**Aim of the exercise**
Copy, from the material below, every line in which the word "Action" can be found.

**Dataset records**
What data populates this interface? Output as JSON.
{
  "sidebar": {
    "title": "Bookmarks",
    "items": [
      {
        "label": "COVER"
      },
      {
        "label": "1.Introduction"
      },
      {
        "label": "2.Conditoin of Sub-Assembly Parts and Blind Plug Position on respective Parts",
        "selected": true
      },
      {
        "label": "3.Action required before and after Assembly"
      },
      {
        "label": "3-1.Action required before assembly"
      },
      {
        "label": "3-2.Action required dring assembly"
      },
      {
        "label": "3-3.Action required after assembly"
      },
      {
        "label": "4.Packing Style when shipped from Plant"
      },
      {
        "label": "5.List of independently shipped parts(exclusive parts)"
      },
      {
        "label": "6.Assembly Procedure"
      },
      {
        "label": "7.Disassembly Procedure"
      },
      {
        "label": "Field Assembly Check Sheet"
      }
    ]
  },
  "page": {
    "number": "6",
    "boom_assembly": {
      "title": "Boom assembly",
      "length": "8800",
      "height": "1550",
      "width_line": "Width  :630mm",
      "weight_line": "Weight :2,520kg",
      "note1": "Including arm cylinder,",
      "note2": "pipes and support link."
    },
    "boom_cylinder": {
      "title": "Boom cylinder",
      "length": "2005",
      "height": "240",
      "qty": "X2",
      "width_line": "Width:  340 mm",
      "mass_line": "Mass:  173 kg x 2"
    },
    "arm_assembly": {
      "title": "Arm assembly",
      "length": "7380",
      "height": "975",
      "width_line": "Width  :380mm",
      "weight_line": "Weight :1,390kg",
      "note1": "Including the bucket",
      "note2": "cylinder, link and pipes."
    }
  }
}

**Expected output**
        "label": "3.Action required before and after Assembly"
        "label": "3-1.Action required before assembly"
        "label": "3-2.Action required dring assembly"
        "label": "3-3.Action required after assembly"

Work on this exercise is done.